Effective teamwork is critical to ensuring patient safety, particularly in intensive settings such as critical care. This paper describes a “hackathon” – an intensive problem-solving event commonly used in computer science designed to stimulate creative solutions – focused on the challenges encountered by rapid team formation in critical care settings (such as for cardiac resuscitation). Hackathon teams were multidisciplinary, comprised of healthcare professionals and academics with expertise in communications, psychology and organizational sciences. The paper briefly discusses the three solutions proposed, and the impacts of leveraging this approach for solving other problems specific to health care management.
Hendrickson MA, Schempf EN, Furnival RA, et al. Jt Comm J Qual Patient Saf. 2019;45:431-439.

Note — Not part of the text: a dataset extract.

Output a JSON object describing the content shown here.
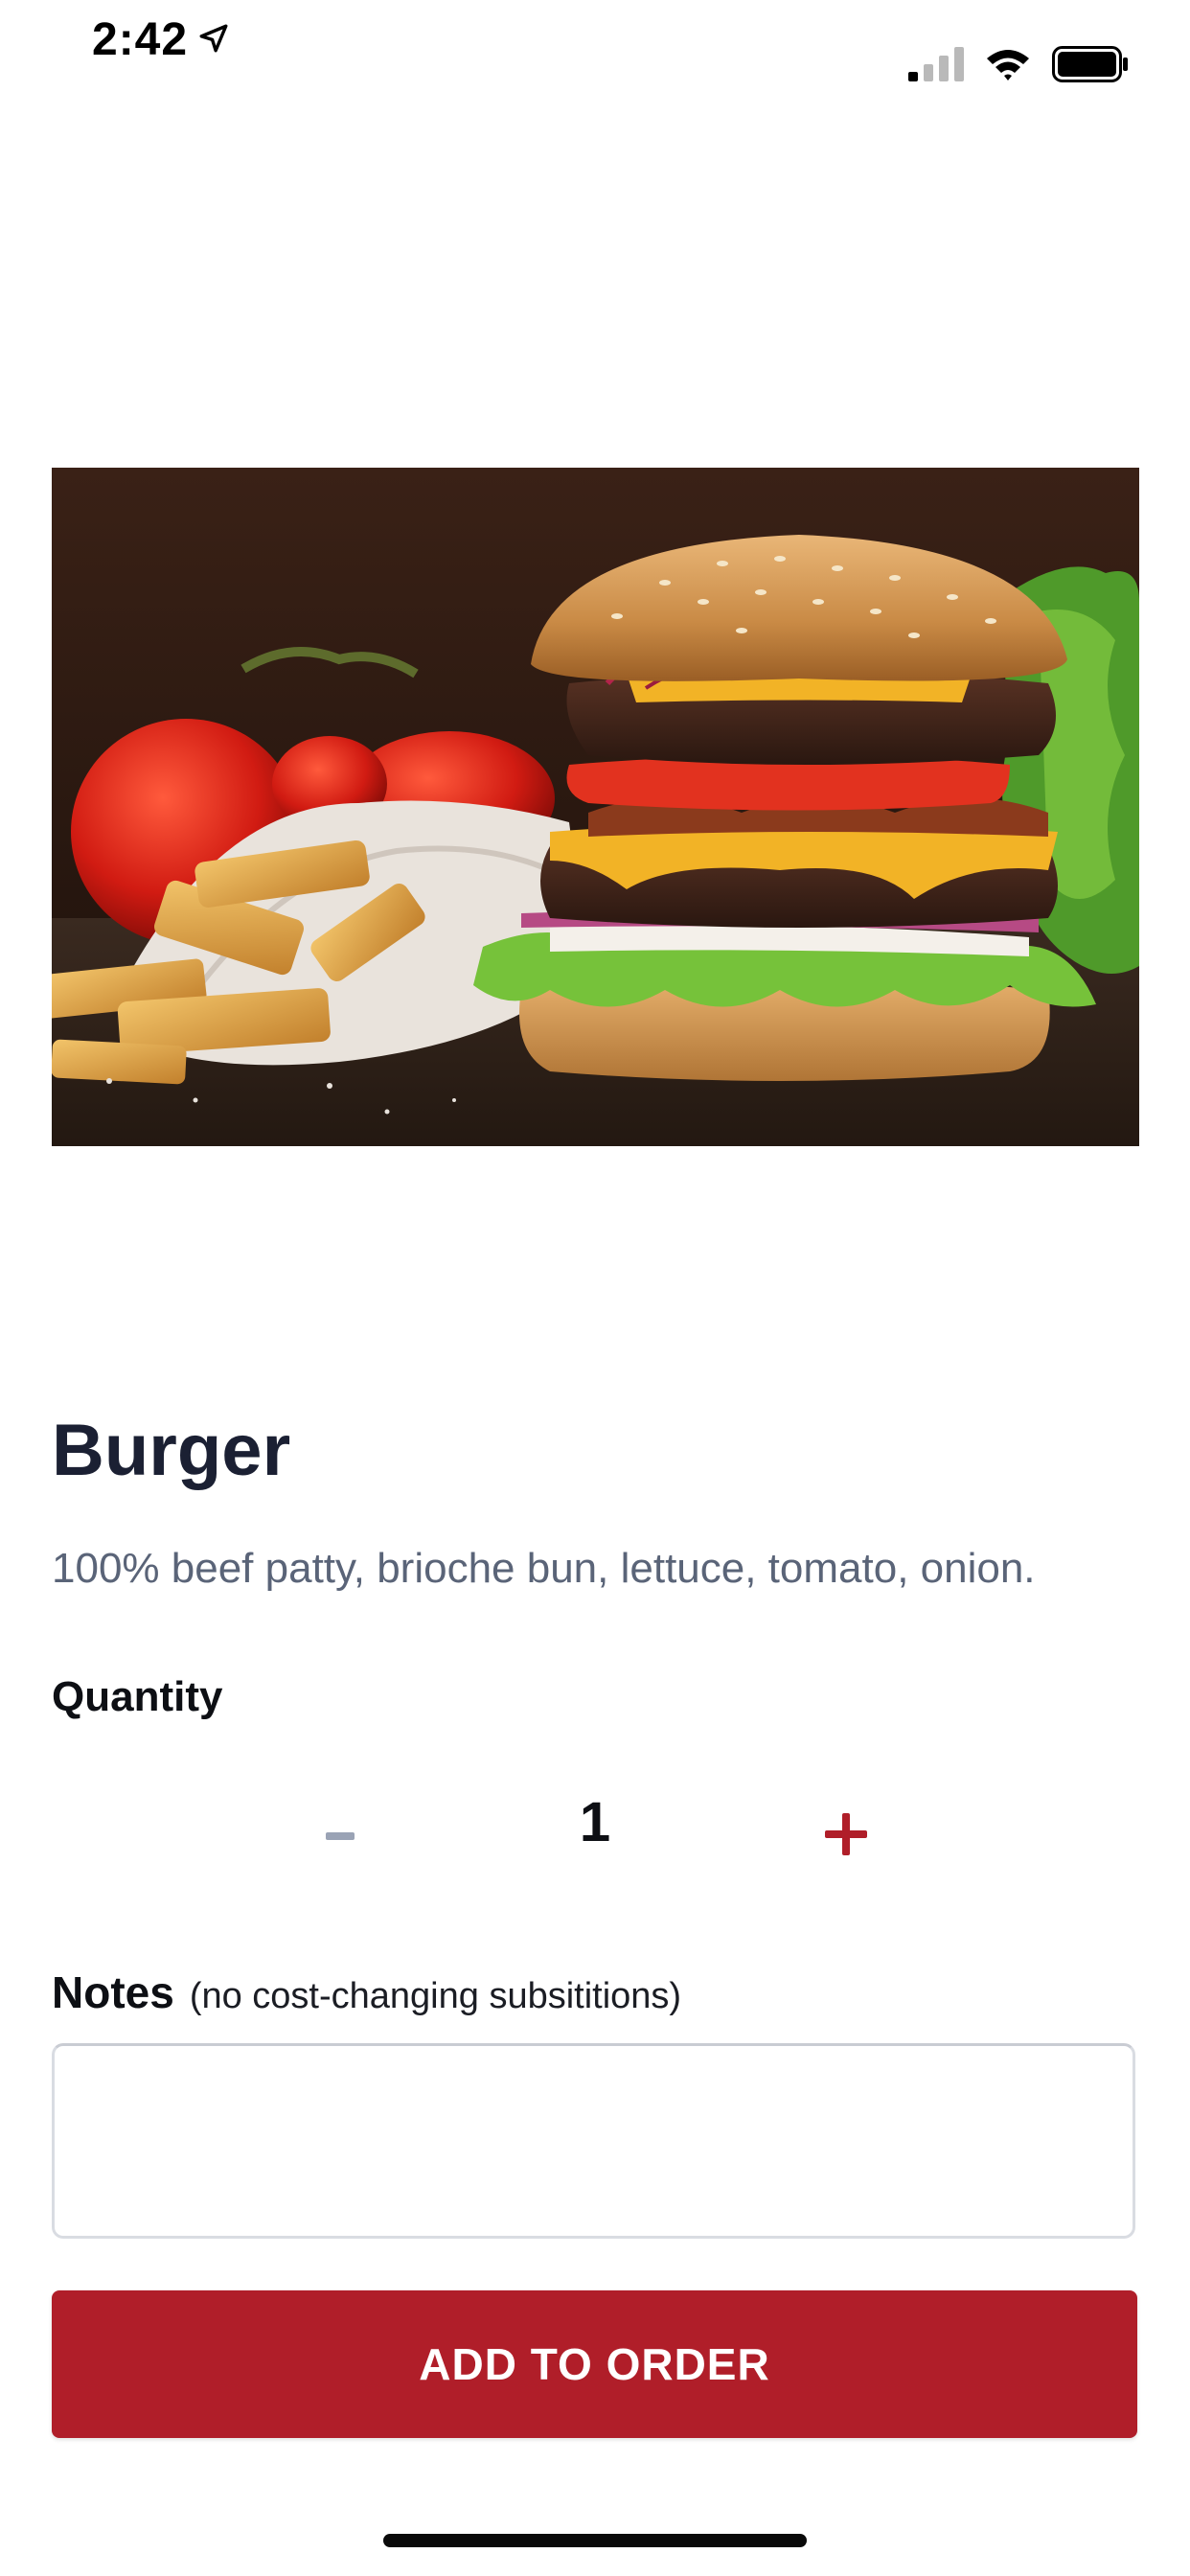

This project report describes a novel procedure for handoffs from the emergency department to the inpatient service. The study team implemented a daily conference call that included nurses, residents, and attending physicians rather than separating physician and nursing handoff workflows. The overall reaction to the interdisciplinary workflow was positive.
Dietz AS, Salas E, Pronovost PJ, et al. Crit Care Med. 2018;46:1898-1905.
This study aimed to validate a behavioral marker as a measure of teamwork, specifically in the intensive care unit setting. Researchers found that it was difficult to establish interrater reliability for teamwork when observing behaviors and conclude that assessment of teamwork remains complex in the context of patient safety research.
Duffy JR, Culp S, Padrutt T. J Nurs Adm. 2018;48:361-367.
Prior research has shown that missed nursing care may in part result from reduced nurse staffing and is associated with adverse outcomes for patients. Using survey data from a sample of nurses at a single community hospital, researchers found that reduced nurse staffing, lower job satisfaction, and decreased satisfaction with teamwork were important factors related to missed nursing care.
BMJ Qual Saf. 2011;22.
Silence and poor communication are known threats to patient safety. Despite efforts to promote teamwork and develop shared tools for communication, there are persistent gaps between nurse and physician practices. This study surveyed nurses and physicians working in labor and delivery units and discovered significant differences in their perceptions of patient harm associated with various clinical scenarios. These differences in patient harm ratings were the greatest predictor of speaking up, suggesting that differences in clinical assessment may serve as a useful target for intervention. The authors discuss the negative impact of environments where mental models are not shared, conflict is poorly managed, and disruptive behaviors stifle open communication. A past AHRQ WebM&M commentary discussed a case of "silence" when members of the operating room team were reluctant to speak up to a senior surgeon.
A young woman with Takayasu's arteritis, a vascular condition that can cause BP differences in each arm, was mistakenly placed on a powerful intravenous vasopressor because of a spurious low BP reading. The medication could have led to serious complications.